* Your objective *
An exact copy of every entry is needed here; the images stay out.

* Input material *
^^^^^^^^
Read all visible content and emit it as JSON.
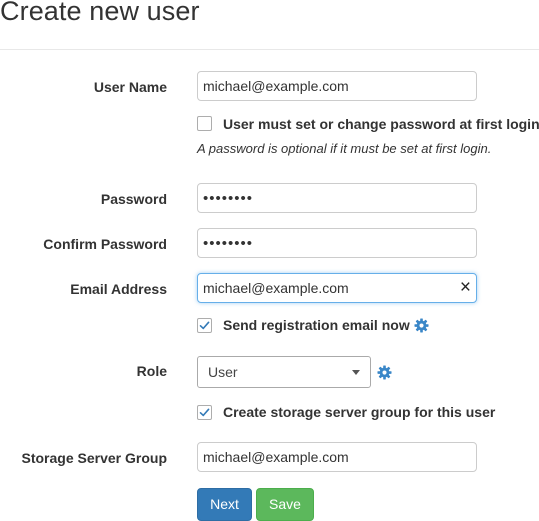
{
  "page": {
    "title": "Create new user"
  },
  "form": {
    "username": {
      "label": "User Name",
      "value": "michael@example.com"
    },
    "must_change_password": {
      "label": "User must set or change password at first login",
      "checked": false,
      "help": "A password is optional if it must be set at first login."
    },
    "password": {
      "label": "Password",
      "value": "••••••••"
    },
    "confirm_password": {
      "label": "Confirm Password",
      "value": "••••••••"
    },
    "email": {
      "label": "Email Address",
      "value": "michael@example.com",
      "clear_icon": "×"
    },
    "send_registration": {
      "label": "Send registration email now",
      "checked": true,
      "icon": "gear-icon"
    },
    "role": {
      "label": "Role",
      "value": "User",
      "icon": "gear-icon"
    },
    "create_storage_group": {
      "label": "Create storage server group for this user",
      "checked": true
    },
    "storage_server_group": {
      "label": "Storage Server Group",
      "value": "michael@example.com"
    }
  },
  "buttons": {
    "next": "Next",
    "save": "Save"
  },
  "colors": {
    "primary": "#337ab7",
    "success": "#5cb85c",
    "checkmark": "#337ab7",
    "gear": "#3a87c8"
  }
}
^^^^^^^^
* Solved exercise *
Read all visible content and emit it as JSON.
{
  "page": {
    "title": "Create new user"
  },
  "form": {
    "username": {
      "label": "User Name",
      "value": "michael@example.com"
    },
    "must_change_password": {
      "label": "User must set or change password at first login",
      "checked": false,
      "help": "A password is optional if it must be set at first login."
    },
    "password": {
      "label": "Password",
      "value": "••••••••"
    },
    "confirm_password": {
      "label": "Confirm Password",
      "value": "••••••••"
    },
    "email": {
      "label": "Email Address",
      "value": "michael@example.com",
      "clear_icon": "×"
    },
    "send_registration": {
      "label": "Send registration email now",
      "checked": true,
      "icon": "gear-icon"
    },
    "role": {
      "label": "Role",
      "value": "User",
      "icon": "gear-icon"
    },
    "create_storage_group": {
      "label": "Create storage server group for this user",
      "checked": true
    },
    "storage_server_group": {
      "label": "Storage Server Group",
      "value": "michael@example.com"
    }
  },
  "buttons": {
    "next": "Next",
    "save": "Save"
  },
  "colors": {
    "primary": "#337ab7",
    "success": "#5cb85c",
    "checkmark": "#337ab7",
    "gear": "#3a87c8"
  }
}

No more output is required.